_Work task:_
Filter the data for lines with the word "eyebrow", then copy every line so identified.

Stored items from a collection

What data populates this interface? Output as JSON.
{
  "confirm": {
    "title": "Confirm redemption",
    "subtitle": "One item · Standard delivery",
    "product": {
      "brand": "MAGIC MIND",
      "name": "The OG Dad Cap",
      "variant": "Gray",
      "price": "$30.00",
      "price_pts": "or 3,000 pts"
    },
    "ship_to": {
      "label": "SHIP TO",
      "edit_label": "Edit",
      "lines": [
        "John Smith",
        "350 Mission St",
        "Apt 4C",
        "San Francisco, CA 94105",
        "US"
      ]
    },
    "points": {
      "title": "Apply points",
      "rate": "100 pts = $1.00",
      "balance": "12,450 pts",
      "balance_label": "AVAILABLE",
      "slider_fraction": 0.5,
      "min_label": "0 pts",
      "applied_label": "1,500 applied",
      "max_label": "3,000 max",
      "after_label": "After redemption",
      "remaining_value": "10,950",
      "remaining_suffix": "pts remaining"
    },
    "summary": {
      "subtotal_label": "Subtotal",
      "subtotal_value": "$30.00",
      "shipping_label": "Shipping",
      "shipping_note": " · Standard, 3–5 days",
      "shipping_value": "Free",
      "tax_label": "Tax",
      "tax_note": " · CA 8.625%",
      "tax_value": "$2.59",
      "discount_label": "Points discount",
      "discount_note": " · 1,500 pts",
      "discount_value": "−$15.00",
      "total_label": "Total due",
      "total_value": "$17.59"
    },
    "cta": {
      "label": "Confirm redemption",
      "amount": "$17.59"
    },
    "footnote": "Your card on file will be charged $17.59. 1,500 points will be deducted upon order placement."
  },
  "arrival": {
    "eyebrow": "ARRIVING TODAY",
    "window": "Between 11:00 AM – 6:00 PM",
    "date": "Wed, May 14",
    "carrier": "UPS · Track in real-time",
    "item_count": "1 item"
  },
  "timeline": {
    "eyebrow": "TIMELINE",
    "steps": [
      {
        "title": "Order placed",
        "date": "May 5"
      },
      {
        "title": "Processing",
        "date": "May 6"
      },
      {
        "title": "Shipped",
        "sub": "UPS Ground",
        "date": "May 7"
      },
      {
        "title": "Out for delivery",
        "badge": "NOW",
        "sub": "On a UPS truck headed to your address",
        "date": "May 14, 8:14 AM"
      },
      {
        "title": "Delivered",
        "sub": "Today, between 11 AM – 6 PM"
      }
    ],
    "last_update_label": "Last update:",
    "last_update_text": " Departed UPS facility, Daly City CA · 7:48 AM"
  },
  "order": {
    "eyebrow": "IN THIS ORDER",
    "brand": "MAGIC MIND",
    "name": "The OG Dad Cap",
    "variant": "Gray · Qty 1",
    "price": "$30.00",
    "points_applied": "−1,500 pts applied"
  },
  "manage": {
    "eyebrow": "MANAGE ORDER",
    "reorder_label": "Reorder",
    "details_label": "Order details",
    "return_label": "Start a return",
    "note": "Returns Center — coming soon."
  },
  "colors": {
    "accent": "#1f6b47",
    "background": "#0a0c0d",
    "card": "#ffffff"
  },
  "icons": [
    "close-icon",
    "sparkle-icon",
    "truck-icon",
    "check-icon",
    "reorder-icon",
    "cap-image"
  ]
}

_Response to the task:_
    "eyebrow": "ARRIVING TODAY",
    "eyebrow": "TIMELINE",
    "eyebrow": "IN THIS ORDER",
    "eyebrow": "MANAGE ORDER",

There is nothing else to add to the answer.